## [ABOUT THIS EXERCISE]
Go through the data and copy each line where the word "state" shows up.

## [LISTED RECORDS]
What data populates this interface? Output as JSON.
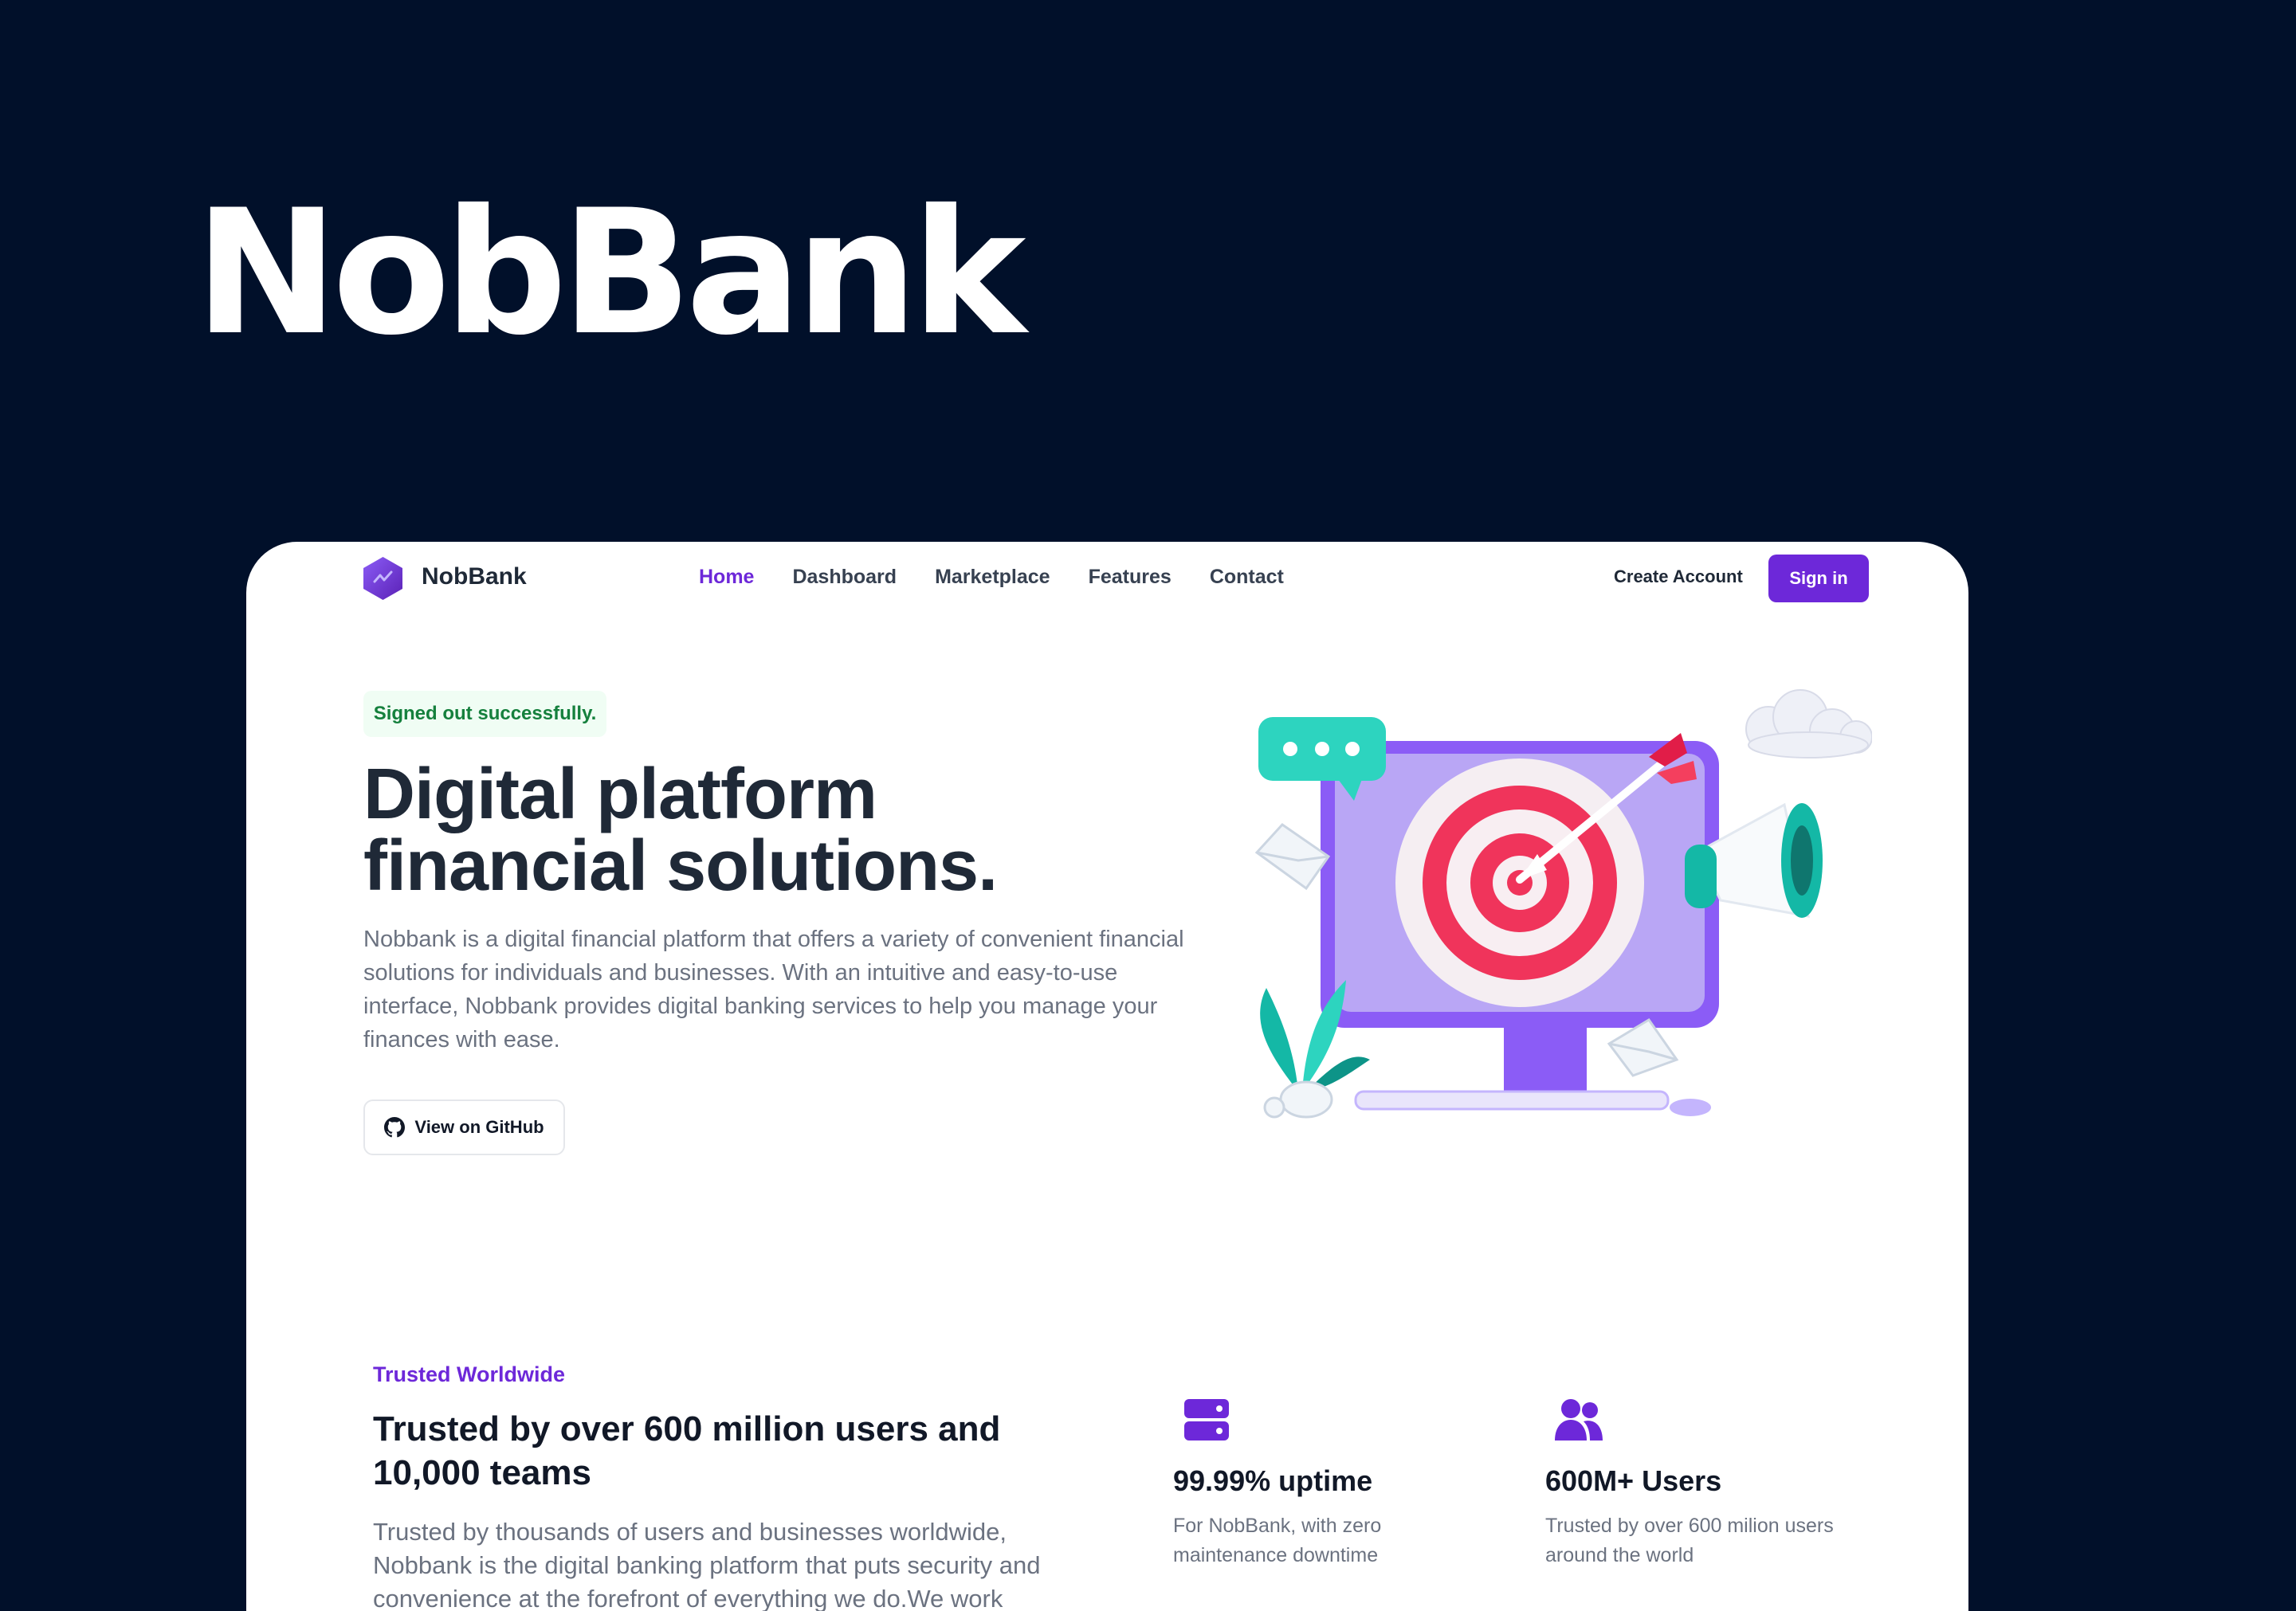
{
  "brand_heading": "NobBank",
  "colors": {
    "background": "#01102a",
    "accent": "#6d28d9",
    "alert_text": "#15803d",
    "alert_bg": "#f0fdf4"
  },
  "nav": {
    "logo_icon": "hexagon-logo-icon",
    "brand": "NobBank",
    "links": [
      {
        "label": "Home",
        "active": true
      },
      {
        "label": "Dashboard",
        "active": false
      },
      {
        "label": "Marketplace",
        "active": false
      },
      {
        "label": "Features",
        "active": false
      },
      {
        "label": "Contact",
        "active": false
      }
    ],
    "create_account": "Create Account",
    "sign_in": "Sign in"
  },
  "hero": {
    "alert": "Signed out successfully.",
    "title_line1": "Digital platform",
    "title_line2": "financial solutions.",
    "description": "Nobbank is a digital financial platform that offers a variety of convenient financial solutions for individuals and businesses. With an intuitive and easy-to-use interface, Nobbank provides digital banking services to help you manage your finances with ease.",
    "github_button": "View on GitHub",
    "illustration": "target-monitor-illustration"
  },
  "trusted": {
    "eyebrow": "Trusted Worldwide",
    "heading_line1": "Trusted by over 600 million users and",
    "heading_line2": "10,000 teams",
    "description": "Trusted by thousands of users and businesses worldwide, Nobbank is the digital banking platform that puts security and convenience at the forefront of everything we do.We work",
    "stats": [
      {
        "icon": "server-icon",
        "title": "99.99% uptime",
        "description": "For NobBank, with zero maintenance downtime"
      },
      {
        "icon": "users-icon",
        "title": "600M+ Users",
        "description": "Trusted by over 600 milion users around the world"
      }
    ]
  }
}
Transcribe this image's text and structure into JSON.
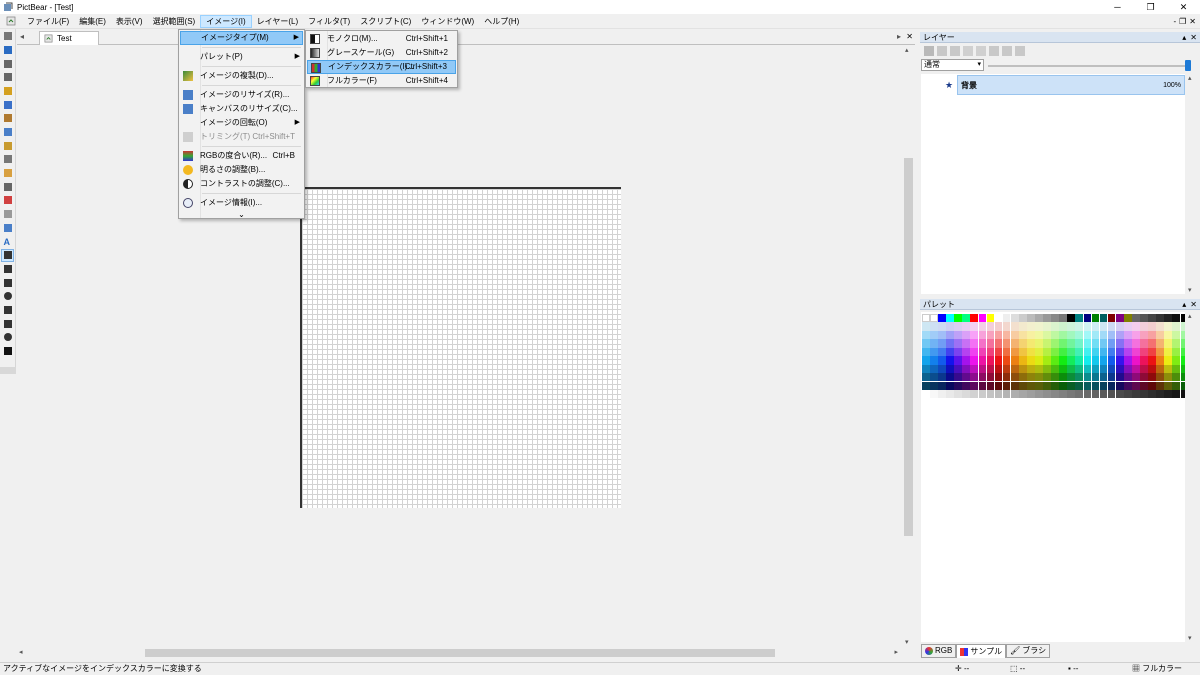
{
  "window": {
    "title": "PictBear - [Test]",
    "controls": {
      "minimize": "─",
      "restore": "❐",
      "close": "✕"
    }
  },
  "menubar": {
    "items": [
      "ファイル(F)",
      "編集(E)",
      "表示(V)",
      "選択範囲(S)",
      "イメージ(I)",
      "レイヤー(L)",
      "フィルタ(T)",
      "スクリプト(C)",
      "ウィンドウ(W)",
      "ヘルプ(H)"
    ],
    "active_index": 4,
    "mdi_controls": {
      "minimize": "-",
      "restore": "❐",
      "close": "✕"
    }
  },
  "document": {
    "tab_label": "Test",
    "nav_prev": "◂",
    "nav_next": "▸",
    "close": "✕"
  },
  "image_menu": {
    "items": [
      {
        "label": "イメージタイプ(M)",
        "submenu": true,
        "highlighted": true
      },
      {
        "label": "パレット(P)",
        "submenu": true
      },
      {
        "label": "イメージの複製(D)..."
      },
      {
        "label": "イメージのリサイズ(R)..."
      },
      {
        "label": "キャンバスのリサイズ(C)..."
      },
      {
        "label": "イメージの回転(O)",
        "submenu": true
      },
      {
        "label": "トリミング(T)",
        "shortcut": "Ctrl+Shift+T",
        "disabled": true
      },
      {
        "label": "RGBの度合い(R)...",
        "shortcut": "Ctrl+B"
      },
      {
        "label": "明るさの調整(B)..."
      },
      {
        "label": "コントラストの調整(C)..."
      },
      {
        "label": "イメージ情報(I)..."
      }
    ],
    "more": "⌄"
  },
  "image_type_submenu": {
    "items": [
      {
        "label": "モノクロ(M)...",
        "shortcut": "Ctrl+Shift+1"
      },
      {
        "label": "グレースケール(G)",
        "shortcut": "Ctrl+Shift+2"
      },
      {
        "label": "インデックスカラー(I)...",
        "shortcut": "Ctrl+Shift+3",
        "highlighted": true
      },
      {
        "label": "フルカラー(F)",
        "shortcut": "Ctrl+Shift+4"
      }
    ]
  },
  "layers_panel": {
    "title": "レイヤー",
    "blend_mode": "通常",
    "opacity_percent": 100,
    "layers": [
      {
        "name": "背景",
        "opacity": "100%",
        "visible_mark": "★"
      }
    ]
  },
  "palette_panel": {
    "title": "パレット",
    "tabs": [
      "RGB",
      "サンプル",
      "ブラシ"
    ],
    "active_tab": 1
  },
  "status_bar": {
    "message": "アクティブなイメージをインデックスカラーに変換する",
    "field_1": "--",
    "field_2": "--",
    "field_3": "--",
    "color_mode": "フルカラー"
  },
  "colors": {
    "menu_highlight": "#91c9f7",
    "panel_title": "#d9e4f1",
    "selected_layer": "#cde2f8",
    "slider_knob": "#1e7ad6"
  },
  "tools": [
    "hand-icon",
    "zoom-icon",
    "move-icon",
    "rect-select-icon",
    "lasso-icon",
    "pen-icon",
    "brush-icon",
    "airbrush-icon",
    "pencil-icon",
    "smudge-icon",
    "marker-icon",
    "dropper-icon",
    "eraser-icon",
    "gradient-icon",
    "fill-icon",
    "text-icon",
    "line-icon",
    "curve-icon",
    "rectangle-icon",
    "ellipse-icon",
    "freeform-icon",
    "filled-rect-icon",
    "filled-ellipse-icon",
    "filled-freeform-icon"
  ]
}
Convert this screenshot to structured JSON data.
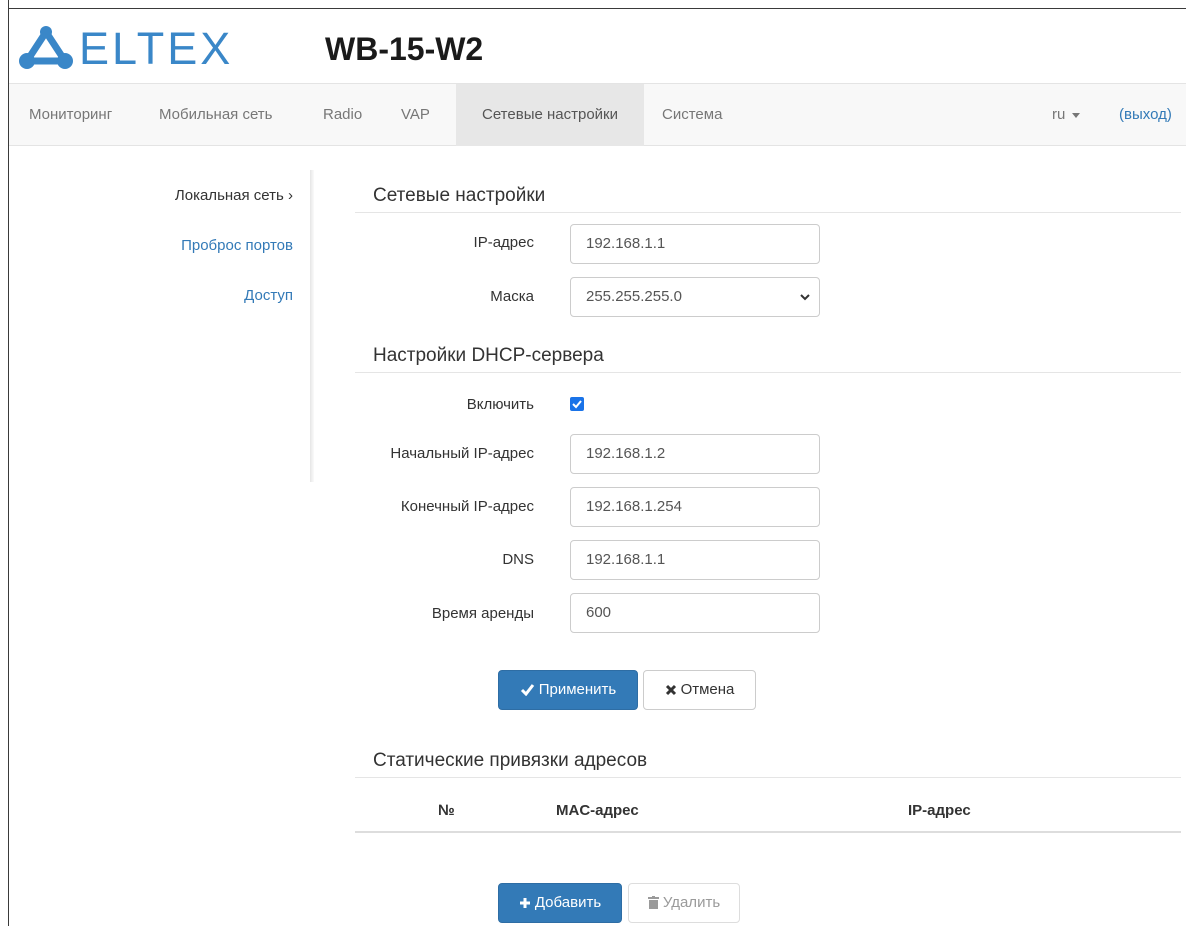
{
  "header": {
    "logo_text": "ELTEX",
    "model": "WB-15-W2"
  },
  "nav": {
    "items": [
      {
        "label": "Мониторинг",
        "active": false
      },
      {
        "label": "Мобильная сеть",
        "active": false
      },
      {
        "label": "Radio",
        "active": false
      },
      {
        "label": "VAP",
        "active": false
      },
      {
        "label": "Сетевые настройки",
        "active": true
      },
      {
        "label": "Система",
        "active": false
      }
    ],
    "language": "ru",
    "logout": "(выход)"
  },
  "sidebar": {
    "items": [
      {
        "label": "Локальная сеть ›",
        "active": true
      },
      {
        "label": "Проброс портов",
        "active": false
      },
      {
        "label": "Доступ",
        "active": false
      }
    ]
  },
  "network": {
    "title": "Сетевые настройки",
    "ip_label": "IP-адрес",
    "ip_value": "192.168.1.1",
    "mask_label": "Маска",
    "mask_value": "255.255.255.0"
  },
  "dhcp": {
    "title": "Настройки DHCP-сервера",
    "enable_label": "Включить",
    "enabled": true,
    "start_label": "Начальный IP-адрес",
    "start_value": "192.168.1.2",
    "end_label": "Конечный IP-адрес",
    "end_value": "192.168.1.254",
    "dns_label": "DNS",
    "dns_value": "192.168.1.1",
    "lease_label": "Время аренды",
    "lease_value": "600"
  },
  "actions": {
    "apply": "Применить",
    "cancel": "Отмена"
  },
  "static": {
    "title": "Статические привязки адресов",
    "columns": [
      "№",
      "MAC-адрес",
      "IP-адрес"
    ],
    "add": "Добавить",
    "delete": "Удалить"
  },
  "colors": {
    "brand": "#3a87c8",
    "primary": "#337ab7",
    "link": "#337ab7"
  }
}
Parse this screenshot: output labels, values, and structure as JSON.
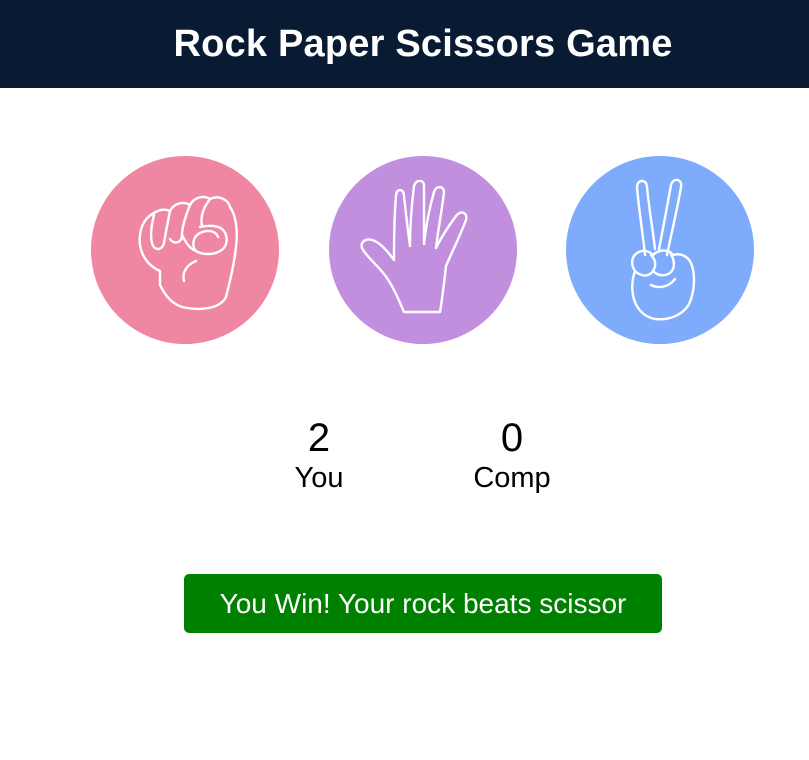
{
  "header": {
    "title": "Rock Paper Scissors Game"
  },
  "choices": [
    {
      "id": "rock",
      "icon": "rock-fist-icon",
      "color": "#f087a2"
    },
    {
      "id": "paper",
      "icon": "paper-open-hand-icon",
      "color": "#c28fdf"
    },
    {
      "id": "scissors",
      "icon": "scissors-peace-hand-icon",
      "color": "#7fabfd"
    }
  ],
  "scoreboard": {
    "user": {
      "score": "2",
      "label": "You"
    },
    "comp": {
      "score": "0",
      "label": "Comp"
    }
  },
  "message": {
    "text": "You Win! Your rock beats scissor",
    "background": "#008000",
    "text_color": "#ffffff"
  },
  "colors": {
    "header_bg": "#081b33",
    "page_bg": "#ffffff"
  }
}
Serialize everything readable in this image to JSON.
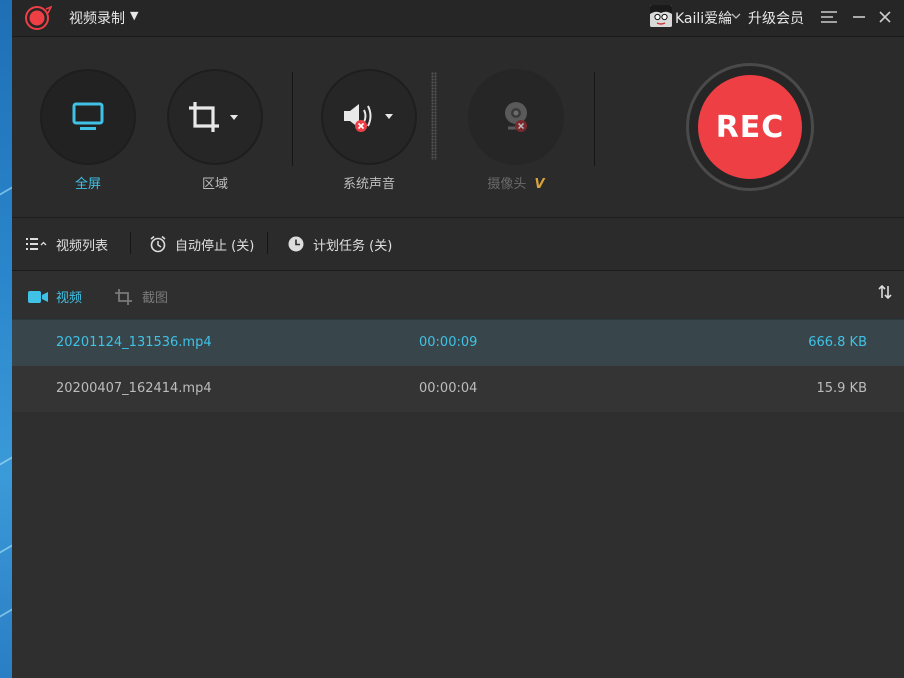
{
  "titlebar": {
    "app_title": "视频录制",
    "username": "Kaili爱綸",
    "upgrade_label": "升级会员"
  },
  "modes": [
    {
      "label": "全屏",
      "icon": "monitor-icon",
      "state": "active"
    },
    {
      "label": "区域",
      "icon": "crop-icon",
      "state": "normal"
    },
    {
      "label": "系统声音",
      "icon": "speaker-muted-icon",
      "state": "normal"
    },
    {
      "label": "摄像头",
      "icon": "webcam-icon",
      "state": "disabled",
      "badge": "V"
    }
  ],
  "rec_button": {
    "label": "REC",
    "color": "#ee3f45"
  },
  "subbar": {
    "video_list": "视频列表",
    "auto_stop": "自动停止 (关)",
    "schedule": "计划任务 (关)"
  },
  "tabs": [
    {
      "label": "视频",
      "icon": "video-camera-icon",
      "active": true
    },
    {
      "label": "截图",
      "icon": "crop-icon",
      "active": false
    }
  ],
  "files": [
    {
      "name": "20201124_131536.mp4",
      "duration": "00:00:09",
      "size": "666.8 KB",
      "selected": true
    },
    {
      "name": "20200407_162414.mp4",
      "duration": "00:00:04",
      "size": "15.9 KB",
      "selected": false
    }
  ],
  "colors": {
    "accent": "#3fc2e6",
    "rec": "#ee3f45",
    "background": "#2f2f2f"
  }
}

## [RESPONSE TO THE TASK]
      "state": "active"
      "state": "normal"
      "state": "normal"
      "state": "disabled",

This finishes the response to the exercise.